Making Today Count: Preparing for Back-to-School!
The 2018-2019 school year is upon us!
I have always looked forward to the start of a new school year, as a teacher, administrator, and Superintendent of Schools. The excitement is contagious for both our school staff and students. I recently spoke with a student and her mother at the local Target store while they were purchasing school materials in preparation for the upcoming school year. Both the student and parent were enthusiastically talking about the possibilities that the new school year could bring, from time spent in the school marching band to new challenges from an Advanced Placement course. I felt the excitement of the student as she spoke about her hopes for the upcoming year. It reminded me of the excitement felt each year as I plan for the implementation of our annual goals, initiatives, and planned visits to each of our schools. Expecting the unknown, and experiencing feelings of uncertainty, can be both invigorating and a bit worrisome.
Feelings of uncertainly can be heightened for our students in the “transition years,” – students entering kindergarten or first grade, students moving from elementary to the intermediate school, or students entering middle school and high school. We recognize that these transition years bring more challenges to students as they enter a larger building with more students and staff, encounter different expectations, and experience new self-management skills. The anxiety that students may feel in anticipation of this transition is quite normal, and they need to be reminded that school staff will support them during this important time.
I recently read an informational article about back-to-school planning published by MindShift, an educational podcast focused on the exploration on the future of learning, cultural and technological trends, and innovation in education: https://www.kqed.org/mindshift/49130/tips-to-help-kids-with-back-to-school-anxiety. The article titled “Tips to help kids with back to school anxiety,” offers strategies to help students make the transition effectively back to school. As noted in the article by Lynn Bufka, a practicing psychologist who also works at the American Psychological Association, “Going back to school is a transition for everyone …. no matter the age of the child or if they’ve been to school before.” This applies to both students and their parents.
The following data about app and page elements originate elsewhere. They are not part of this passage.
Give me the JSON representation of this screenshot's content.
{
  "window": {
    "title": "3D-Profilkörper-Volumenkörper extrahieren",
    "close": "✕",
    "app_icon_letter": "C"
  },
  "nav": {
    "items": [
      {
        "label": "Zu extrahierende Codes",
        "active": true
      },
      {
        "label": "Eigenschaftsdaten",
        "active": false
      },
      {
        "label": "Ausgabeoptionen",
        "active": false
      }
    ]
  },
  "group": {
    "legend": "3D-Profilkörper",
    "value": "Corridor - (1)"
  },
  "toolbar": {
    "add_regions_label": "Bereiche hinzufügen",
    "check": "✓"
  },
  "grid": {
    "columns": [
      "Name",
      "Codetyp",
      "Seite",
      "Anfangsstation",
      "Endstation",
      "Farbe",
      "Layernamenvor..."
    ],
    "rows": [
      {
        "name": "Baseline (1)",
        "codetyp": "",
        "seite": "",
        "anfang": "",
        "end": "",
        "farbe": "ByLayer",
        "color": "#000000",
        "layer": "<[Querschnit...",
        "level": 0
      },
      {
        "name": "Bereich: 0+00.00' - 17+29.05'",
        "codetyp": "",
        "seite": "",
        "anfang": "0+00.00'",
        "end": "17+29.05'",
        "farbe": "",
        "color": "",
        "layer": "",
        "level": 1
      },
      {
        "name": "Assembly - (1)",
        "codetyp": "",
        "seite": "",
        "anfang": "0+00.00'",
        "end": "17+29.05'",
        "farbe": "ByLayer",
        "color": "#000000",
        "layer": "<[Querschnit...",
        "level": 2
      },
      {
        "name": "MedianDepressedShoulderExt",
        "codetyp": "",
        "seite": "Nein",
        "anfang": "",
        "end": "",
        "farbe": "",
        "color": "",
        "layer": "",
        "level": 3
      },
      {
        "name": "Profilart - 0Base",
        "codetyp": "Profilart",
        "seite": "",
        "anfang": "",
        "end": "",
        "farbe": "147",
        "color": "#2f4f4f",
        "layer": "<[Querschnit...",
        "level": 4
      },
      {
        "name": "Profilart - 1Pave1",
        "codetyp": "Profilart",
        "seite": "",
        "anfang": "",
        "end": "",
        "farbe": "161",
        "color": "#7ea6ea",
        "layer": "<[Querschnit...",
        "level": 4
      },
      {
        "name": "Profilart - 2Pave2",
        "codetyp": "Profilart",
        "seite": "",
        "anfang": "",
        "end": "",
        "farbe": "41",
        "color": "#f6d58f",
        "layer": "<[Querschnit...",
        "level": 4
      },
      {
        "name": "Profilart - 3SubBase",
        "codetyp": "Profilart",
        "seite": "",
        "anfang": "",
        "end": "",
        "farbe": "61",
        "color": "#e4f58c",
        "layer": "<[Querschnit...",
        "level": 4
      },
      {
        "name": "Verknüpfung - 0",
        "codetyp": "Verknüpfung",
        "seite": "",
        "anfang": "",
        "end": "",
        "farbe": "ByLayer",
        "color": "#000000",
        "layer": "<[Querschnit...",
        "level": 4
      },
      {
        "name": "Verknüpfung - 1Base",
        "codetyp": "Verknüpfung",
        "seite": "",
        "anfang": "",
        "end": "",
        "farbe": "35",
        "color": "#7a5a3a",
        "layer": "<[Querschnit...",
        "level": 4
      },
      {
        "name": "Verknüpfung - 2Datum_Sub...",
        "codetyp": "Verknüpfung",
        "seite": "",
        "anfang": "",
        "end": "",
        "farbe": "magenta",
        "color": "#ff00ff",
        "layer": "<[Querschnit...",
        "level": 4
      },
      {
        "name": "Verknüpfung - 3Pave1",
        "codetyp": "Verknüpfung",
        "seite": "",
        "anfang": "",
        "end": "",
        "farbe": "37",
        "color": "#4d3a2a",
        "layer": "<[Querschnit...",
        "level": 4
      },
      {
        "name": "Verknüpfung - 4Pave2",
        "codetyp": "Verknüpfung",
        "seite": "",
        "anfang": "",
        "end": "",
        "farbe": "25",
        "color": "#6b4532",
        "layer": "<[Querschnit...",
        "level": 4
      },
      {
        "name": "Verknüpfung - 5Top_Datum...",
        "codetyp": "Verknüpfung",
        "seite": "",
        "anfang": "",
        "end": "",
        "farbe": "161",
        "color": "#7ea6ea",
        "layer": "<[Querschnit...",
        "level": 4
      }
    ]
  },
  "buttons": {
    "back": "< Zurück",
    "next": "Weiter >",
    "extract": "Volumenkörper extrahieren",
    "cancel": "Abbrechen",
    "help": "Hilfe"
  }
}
The transition can be significant to everyone in the family, but there are proven tips for making the transition successful, from creating a positive expectation to starting the back-to-school routine early.
We have been busy preparing for the start of the school year, and are excited for students to arrive on August 27. The day will be special for everyone, both students and staff!